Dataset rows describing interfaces
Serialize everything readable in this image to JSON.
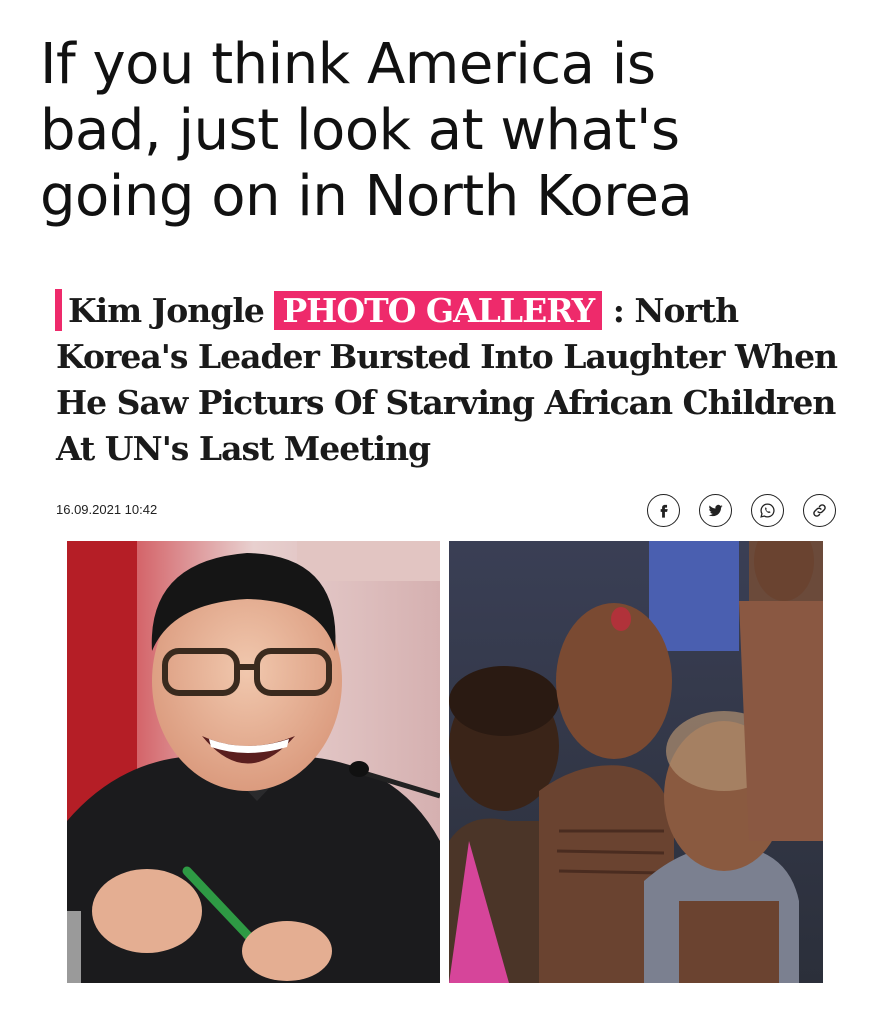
{
  "meme": {
    "caption_lines": [
      "If you think America is",
      "bad, just look at what's",
      "going on in North Korea"
    ]
  },
  "article": {
    "headline_lead": "Kim Jongle",
    "headline_tag": "PHOTO GALLERY",
    "headline_rest": " : North Korea's Leader Bursted Into Laughter When He Saw Picturs Of Starving African Children At UN's Last Meeting",
    "date": "16.09.2021 10:42",
    "share_icons": [
      "facebook-icon",
      "twitter-icon",
      "whatsapp-icon",
      "link-icon"
    ],
    "accent_color": "#ee2a6b",
    "photos": [
      {
        "subject": "kim-jong-un-laughing-photo"
      },
      {
        "subject": "starving-children-photo"
      }
    ]
  }
}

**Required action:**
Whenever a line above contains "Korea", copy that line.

**Answer box:**
      "going on in North Korea"
    "headline_rest": " : North Korea's Leader Bursted Into Laughter When He Saw Picturs Of Starving African Children At UN's Last Meeting",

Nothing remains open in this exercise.